Britain’s businesses experienced a slowdown in economic expansion in the first three months of 2015, with both manufacturers and services hit, according to the latest quarterly survey by the British Chambers of Commerce.
After a strong reading in the final quarter of 2014, the BCC’s health check of 7,500 companies showed that growth of domestic sales and exports slackened across the UK this year, raising doubts about the underlying strength of the economy.
The net balance of manufacturers reporting increased domestic orders fell from +38% in the last three months of 2014, to +27%. In the services sector, a net +28% of companies reported growing domestic orders, down from +33% in the previous quarter. Investment intentions and hiring also grew at a slower pace.

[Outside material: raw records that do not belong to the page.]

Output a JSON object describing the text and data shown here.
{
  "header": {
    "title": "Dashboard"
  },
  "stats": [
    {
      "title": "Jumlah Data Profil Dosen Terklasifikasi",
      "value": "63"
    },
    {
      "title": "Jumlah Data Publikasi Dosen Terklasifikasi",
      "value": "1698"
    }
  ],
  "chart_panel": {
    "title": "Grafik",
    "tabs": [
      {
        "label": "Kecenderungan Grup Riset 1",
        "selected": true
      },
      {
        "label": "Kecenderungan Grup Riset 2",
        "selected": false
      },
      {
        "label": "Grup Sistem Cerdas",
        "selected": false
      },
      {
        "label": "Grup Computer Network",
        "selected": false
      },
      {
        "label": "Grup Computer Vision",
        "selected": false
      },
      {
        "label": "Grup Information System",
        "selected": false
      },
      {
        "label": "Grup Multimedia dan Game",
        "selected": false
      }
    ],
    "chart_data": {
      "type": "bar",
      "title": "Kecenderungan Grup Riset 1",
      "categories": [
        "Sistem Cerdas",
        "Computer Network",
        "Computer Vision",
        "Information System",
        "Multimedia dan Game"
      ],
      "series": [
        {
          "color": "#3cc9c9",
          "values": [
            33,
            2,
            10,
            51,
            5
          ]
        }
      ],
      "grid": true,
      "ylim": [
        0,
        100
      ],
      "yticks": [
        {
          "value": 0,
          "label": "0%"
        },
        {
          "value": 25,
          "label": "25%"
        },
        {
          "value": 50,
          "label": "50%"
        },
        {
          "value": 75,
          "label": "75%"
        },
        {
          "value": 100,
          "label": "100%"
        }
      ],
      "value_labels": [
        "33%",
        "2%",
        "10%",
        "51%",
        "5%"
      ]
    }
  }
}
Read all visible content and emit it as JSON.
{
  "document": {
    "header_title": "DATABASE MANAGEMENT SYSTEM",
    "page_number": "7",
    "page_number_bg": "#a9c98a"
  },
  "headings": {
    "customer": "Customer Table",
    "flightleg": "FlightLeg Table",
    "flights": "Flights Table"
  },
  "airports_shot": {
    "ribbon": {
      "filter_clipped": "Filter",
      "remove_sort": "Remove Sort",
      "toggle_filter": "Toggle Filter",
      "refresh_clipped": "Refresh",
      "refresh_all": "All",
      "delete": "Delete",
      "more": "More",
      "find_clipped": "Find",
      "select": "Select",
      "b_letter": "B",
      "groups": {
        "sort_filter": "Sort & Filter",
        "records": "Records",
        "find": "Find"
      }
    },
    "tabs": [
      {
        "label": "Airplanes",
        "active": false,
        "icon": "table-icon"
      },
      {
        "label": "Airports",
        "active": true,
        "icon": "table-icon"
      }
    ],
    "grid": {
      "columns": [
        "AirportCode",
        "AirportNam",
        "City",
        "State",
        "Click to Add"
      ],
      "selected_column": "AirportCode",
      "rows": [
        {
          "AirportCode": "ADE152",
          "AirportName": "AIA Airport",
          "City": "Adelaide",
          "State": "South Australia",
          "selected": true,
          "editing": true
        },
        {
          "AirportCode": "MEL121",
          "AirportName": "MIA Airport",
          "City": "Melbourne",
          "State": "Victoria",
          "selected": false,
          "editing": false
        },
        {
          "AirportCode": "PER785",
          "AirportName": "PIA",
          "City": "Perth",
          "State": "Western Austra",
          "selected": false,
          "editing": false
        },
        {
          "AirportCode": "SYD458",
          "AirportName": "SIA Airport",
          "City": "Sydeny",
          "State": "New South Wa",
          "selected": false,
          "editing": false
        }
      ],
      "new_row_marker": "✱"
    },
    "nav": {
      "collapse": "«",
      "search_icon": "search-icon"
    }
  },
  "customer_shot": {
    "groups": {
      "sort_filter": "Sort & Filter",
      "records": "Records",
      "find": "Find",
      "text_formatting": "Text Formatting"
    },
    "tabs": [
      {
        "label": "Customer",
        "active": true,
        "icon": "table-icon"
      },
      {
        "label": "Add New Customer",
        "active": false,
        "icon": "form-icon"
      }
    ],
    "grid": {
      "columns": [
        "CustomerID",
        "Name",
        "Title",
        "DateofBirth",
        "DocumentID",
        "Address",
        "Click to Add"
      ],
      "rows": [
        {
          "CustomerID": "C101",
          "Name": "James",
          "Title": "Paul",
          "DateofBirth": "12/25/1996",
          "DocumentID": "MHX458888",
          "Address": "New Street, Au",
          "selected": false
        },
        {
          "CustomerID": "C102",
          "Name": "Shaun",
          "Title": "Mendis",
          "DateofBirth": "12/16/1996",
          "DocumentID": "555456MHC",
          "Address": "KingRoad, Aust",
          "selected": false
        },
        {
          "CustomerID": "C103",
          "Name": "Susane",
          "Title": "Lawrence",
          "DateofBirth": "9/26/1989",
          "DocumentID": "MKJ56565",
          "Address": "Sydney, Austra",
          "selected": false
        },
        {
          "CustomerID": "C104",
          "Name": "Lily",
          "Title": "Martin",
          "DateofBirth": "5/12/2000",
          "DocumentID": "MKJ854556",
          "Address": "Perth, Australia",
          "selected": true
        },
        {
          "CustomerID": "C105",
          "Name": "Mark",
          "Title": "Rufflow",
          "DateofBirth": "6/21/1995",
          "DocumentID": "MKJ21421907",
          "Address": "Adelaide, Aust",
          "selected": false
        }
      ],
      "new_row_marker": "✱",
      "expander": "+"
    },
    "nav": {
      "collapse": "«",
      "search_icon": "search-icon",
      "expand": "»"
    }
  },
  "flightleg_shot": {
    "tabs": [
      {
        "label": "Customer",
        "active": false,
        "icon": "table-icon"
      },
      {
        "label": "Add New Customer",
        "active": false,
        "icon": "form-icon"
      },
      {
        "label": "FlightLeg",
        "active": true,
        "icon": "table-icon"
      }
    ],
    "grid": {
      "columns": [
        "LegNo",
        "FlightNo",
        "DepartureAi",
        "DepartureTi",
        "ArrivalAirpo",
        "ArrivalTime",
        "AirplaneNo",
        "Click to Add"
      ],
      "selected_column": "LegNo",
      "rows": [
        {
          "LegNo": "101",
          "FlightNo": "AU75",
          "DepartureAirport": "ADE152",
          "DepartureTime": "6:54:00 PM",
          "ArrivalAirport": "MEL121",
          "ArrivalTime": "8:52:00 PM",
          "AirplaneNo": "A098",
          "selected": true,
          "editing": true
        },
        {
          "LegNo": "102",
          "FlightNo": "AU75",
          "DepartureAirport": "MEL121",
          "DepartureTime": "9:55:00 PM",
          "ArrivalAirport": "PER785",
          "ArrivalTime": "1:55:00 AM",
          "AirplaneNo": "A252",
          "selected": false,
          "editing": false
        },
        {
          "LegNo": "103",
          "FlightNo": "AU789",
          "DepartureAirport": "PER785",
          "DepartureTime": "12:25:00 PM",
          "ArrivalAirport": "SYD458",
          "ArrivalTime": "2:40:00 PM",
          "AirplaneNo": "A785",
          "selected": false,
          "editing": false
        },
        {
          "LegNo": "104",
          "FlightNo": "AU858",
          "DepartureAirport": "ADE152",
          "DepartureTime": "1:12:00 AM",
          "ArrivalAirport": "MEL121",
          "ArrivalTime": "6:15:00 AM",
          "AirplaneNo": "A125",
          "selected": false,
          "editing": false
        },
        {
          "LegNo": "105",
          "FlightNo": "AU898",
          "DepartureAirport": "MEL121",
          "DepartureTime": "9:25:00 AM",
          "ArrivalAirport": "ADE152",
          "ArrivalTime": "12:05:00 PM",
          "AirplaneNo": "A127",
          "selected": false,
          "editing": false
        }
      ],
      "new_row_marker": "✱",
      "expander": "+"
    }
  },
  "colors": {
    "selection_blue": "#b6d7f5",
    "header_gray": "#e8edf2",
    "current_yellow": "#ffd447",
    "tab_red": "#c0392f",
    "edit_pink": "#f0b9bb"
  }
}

John Longworth, the BCC’s director general, said the findings were “a salutary reminder that the UK still faces obstacles on the path to sustainable, long-term growth”.
David Kern, its chief economist, said the responses “still point to solid economic growth continuing in 2015”. But he added that the recovery has so far been too reliant on consumer spending.
“While a healthy consumer sector is vital for the economy’s wellbeing, much greater efforts are needed to increase the contributions of exports and capital investment,” said Kern.
Fresh evidence of the robust health of the consumer sector came in separate news on Wednesday from the Society of Motor Manufacturers and Traders, which showed that sales of cars were up 6% year-on-year in March, to 492,774 – a 15-year high.
“This extends the car sector’s robust performance so far in 2015 following a stellar year in 2014,” said Howard Archer, chief economist at the consultancy IHS Global Insight.
But the caution expressed by the BCC chimed with the Bank of England’s quarterly credit conditions survey, which was published on Wednesday. It showed what the Bank called a significant slowing in mortgage demand at the start of 2015, the third quarter of decline in a row.
“Some lenders attributed the reduction in secured lending demand over recent quarters to a combination of changes in regulatory policy; concerns about housing affordability; and uncertainty about the outlook for the housing market,” it said.
Simon Wells, UK economist at HSBC, said the weakness of mortgage demand – together with zero inflation – would give the Bank’s monetary policy committee more reason to leave interest rates on hold at their record low of 0.5%.
“If housing demand is slumping in an environment of falling mortgage rates, the MPC may worry about what would happen if rates were rising.”
This article was written by Heather Stewart, for theguardian.com on Thursday 9th April 2015 00.00 Europe/Londonguardian.co.uk © Guardian News and Media Limited 2010